University boss plans to move into consulting

17:00, Jun 23 2014
Roy Crawford
Vice-Chancellor Professor Roy Crawford will retire in December.

Waikato University's vice-chancellor is retiring after 10 years, but don't expect him to take it easy.

Professor Roy Crawford is the university's fourth vice-chancellor and will step down on December 31.

After some travelling with his wife, the Irishman will be seeking consulting or advisory work in his research area of manufacturing in plastics.

"I couldn't just sit and read all day or go for walks. I want to keep my mind active. I want to keep busy."

Most of Crawford's career was at Queen's University in Belfast, Northern Ireland.

He also had a stint at Auckland University, and stepped into his current role at Waikato in 2004.


"It was clear that there were really good people here. When the opportunity arose to provide leadership for the university, I jumped at it," he said.

This year he is leading the university through its 50th anniversary.

As vice-chancellor he is responsible for "everything that goes on", and keeping a firm hand on the rudder so the university is focused on where it needs to go.

His replacement will need patience, academic credibility and time to "take stock" of the university before making changes, he said.

Crawford will be leaving with fond memories including the "quite special" marae graduations, the buzzing campus area around the lakes, and the achievement of having the university ranked among the top 50 under-50-year-old institutions around the world.

As for all those universities, funding is a challenge.

"Governments have got very tight budgets and they're always working out priorities," Crawford said.

"New Zealand does amazingly well for a very small country of only 4.6 million, to be able to compete on the world stage. It's just amazing the value that New Zealand gets from each dollar."

Yet our investment per student was lagging behind other Organisation for Economic Co-operation and Development (OECD) countries, he said, and support from past students or community members was becoming more important.

"You couldn't survive without it [the philanthropy]," he said.

This could be scholarships or building works, such as the Gallagher Academy of Performing Arts. Appointing a new vice-chancellor is the task of the university council, and it aims to have the new appointee in place from January 1.

When Crawford was appointed 10 years ago, the process took around six months. A sub-group of council members chaired by the chancellor Jim Bolger has been set up and is currently working on a brief.

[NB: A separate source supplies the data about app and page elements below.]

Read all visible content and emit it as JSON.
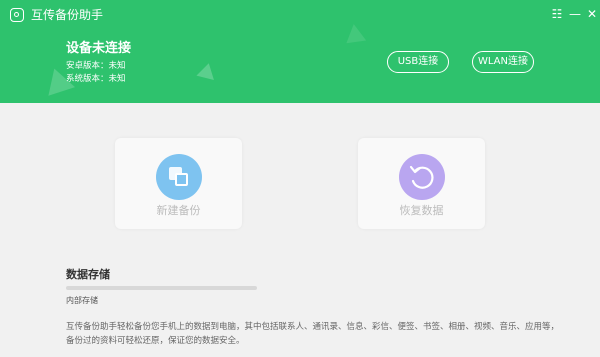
{
  "app": {
    "title": "互传备份助手",
    "icons": {
      "logo": "app-logo-icon",
      "menu": "menu-icon",
      "minimize": "minimize-icon",
      "close": "close-icon"
    },
    "menu_glyph": "☷",
    "minimize_glyph": "—",
    "close_glyph": "✕",
    "accent_color": "#2ec26d"
  },
  "device": {
    "status": "设备未连接",
    "android_version": "安卓版本：未知",
    "system_version": "系统版本：未知"
  },
  "connect": {
    "usb_label": "USB连接",
    "wlan_label": "WLAN连接"
  },
  "actions": {
    "backup": {
      "label": "新建备份",
      "icon": "backup-icon",
      "color": "#7ec3f0"
    },
    "restore": {
      "label": "恢复数据",
      "icon": "restore-icon",
      "color": "#b9a6f0"
    }
  },
  "storage": {
    "title": "数据存储",
    "internal_label": "内部存储",
    "used_fraction": 0
  },
  "description": "互传备份助手轻松备份您手机上的数据到电脑，其中包括联系人、通讯录、信息、彩信、便签、书签、相册、视频、音乐、应用等，备份过的资料可轻松还原，保证您的数据安全。"
}
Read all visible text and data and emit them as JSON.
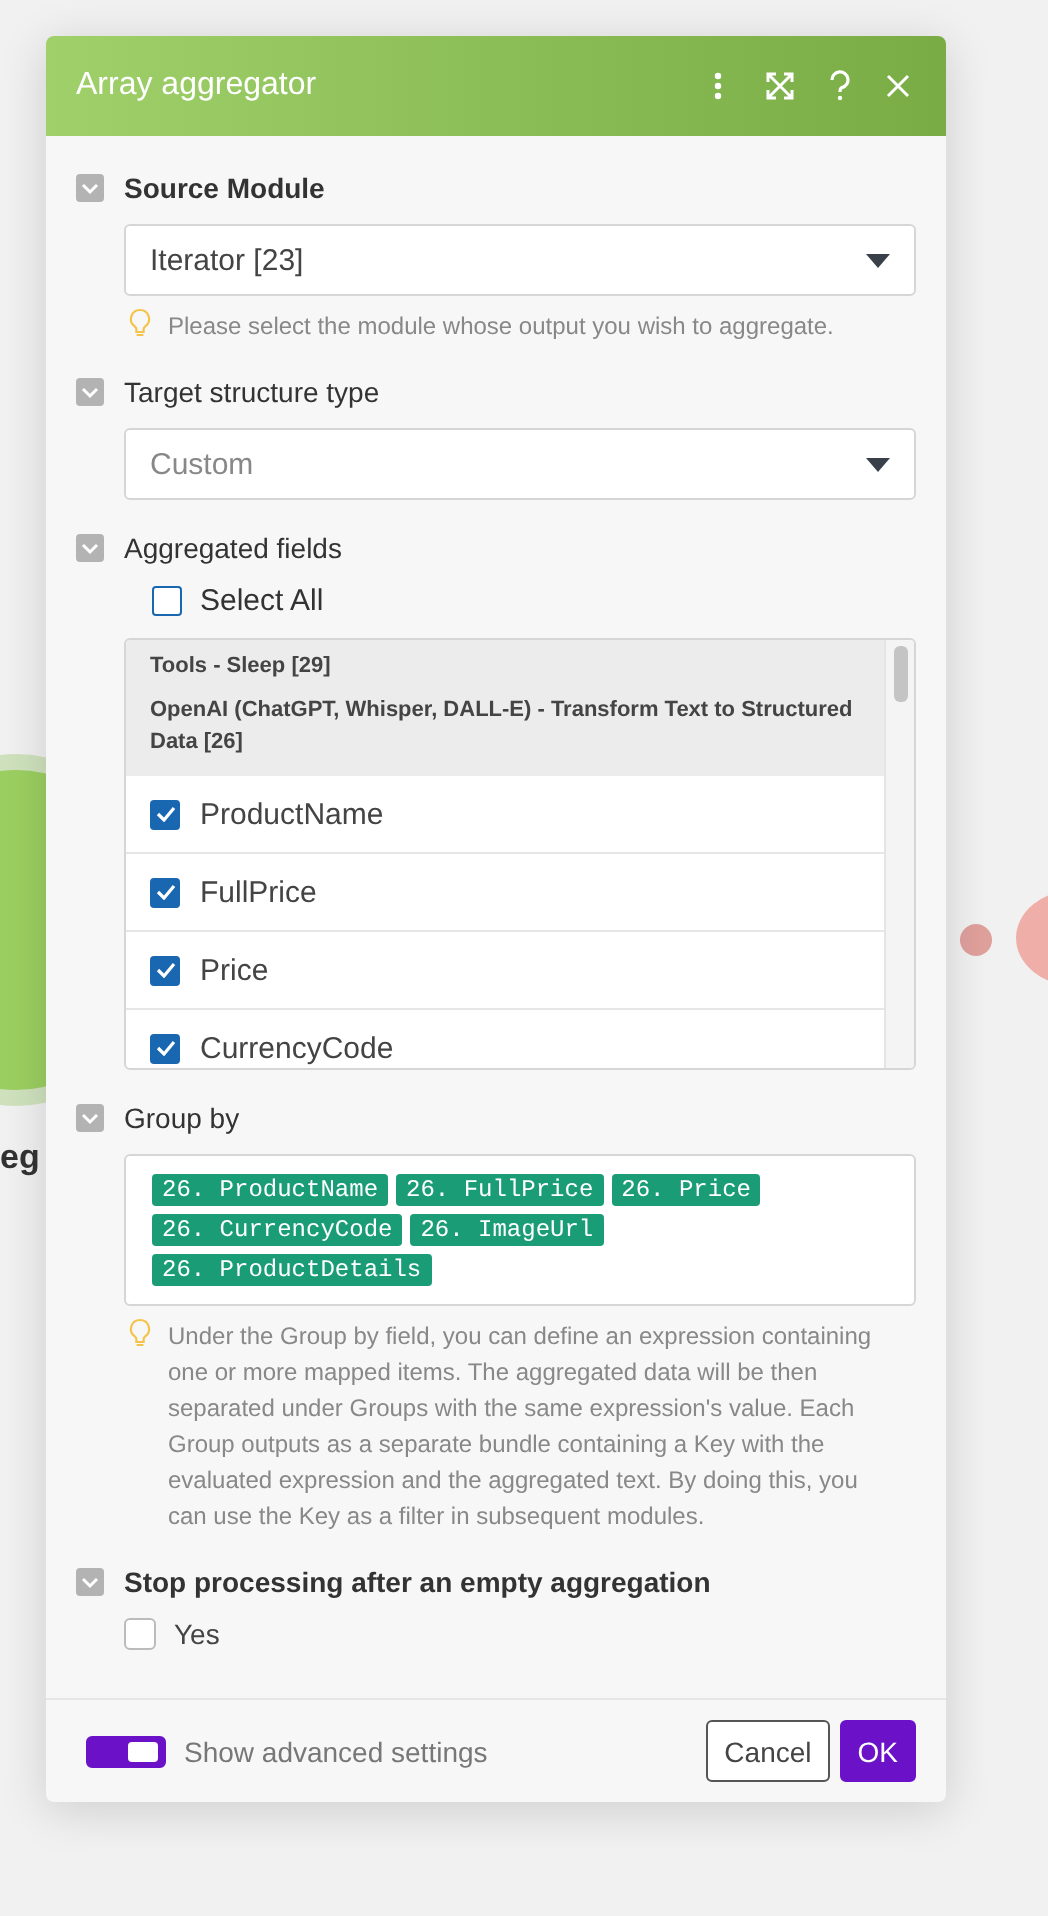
{
  "canvas": {
    "node_label": "eg"
  },
  "dialog": {
    "title": "Array aggregator",
    "sections": [
      {
        "kind": "select",
        "label": "Source Module",
        "required": true,
        "expanded": true,
        "value": "Iterator [23]",
        "hint": "Please select the module whose output you wish to aggregate."
      },
      {
        "kind": "select",
        "label": "Target structure type",
        "required": false,
        "expanded": true,
        "placeholder": "Custom"
      },
      {
        "kind": "fields",
        "label": "Aggregated fields",
        "required": false,
        "expanded": true,
        "select_all": {
          "label": "Select All",
          "checked": false
        },
        "groups": [
          "Tools - Sleep [29]",
          "OpenAI (ChatGPT, Whisper, DALL-E) - Transform Text to Structured Data [26]"
        ],
        "items": [
          {
            "label": "ProductName",
            "checked": true
          },
          {
            "label": "FullPrice",
            "checked": true
          },
          {
            "label": "Price",
            "checked": true
          },
          {
            "label": "CurrencyCode",
            "checked": true
          }
        ]
      },
      {
        "kind": "tags",
        "label": "Group by",
        "required": false,
        "expanded": true,
        "tags": [
          "26. ProductName",
          "26. FullPrice",
          "26. Price",
          "26. CurrencyCode",
          "26. ImageUrl",
          "26. ProductDetails"
        ],
        "hint": "Under the Group by field, you can define an expression containing one or more mapped items. The aggregated data will be then separated under Groups with the same expression's value. Each Group outputs as a separate bundle containing a Key with the evaluated expression and the aggregated text. By doing this, you can use the Key as a filter in subsequent modules."
      },
      {
        "kind": "checkbox",
        "label": "Stop processing after an empty aggregation",
        "required": true,
        "expanded": true,
        "option": {
          "label": "Yes",
          "checked": false
        }
      }
    ],
    "footer": {
      "advanced": {
        "label": "Show advanced settings",
        "on": true
      },
      "buttons": [
        "Cancel",
        "OK"
      ]
    }
  }
}
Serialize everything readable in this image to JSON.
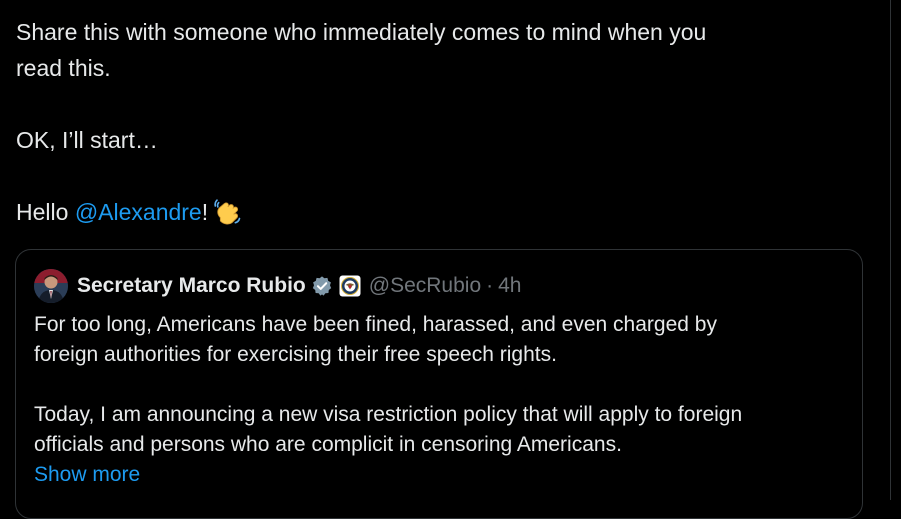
{
  "post": {
    "line1": "Share this with someone who immediately comes to mind when you",
    "line2": "read this.",
    "line3": "OK, I’ll start…",
    "hello": "Hello ",
    "mention": "@Alexandre",
    "after_mention": "!",
    "emoji": "waving-hand-icon"
  },
  "quote": {
    "author_name": "Secretary Marco Rubio",
    "handle": "@SecRubio",
    "separator": "·",
    "timestamp": "4h",
    "para1_line1": "For too long, Americans have been fined, harassed, and even charged by",
    "para1_line2": "foreign authorities for exercising their free speech rights.",
    "para2_line1": "Today, I am announcing a new visa restriction policy that will apply to foreign",
    "para2_line2": "officials and persons who are complicit in censoring Americans.",
    "show_more": "Show more"
  },
  "colors": {
    "background": "#000000",
    "text": "#e7e9ea",
    "muted": "#71767b",
    "link": "#1d9bf0",
    "border": "#2f3336",
    "verified": "#829aab"
  }
}
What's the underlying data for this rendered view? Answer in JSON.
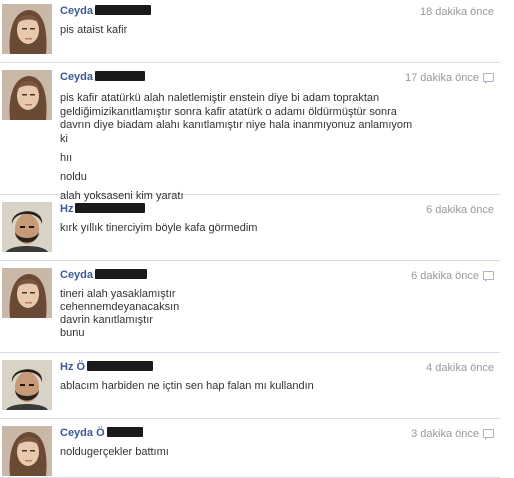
{
  "messages": [
    {
      "sender": "Ceyda",
      "time": "18 dakika önce",
      "lines": [
        "pis ataist kafir"
      ]
    },
    {
      "sender": "Ceyda",
      "time": "17 dakika önce",
      "lines": [
        "pis kafir atatürkü alah naletlemiştir enstein diye bi adam topraktan geldiğimizikanıtlamıştır sonra kafir atatürk o adamı öldürmüştür sonra davrın diye biadam alahı kanıtlamıştır niye hala inanmıyonuz anlamıyom ki",
        "hıı",
        "noldu",
        "alah yoksaseni kim yaratı"
      ]
    },
    {
      "sender": "Hz",
      "time": "6 dakika önce",
      "lines": [
        "kırk yıllık tinerciyim böyle kafa görmedim"
      ]
    },
    {
      "sender": "Ceyda",
      "time": "6 dakika önce",
      "lines": [
        "tineri alah yasaklamıştır",
        "cehennemdeyanacaksın",
        "davrin kanıtlamıştır",
        "bunu"
      ]
    },
    {
      "sender": "Hz Ö",
      "time": "4 dakika önce",
      "lines": [
        "ablacım harbiden ne içtin sen hap falan mı kullandın"
      ]
    },
    {
      "sender": "Ceyda Ö",
      "time": "3 dakika önce",
      "lines": [
        "noldugerçekler battımı"
      ]
    }
  ],
  "colors": {
    "name": "#3b5998",
    "time": "#999999",
    "divider": "#d8dfea",
    "text": "#333333"
  },
  "icons": {
    "reply": "reply-icon",
    "female_avatar": "avatar-photo-woman",
    "male_avatar": "avatar-photo-man"
  }
}
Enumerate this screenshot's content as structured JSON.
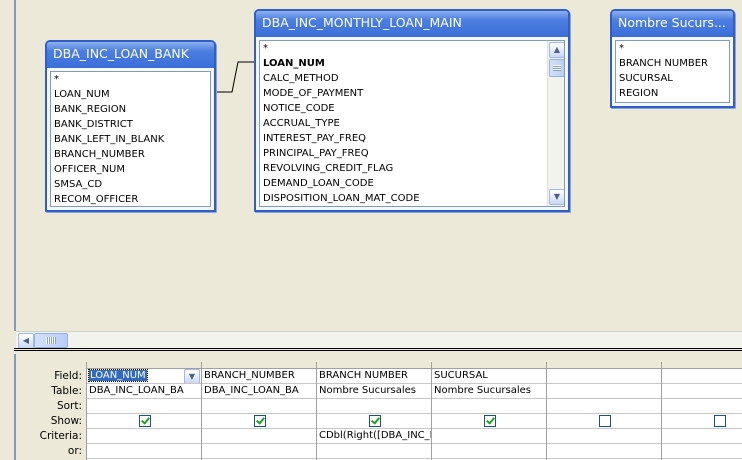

The Education Act states a vice-chancellor is effectively a chief executive for the university, responsible for managing the academic and administrative affairs.

Waikato Times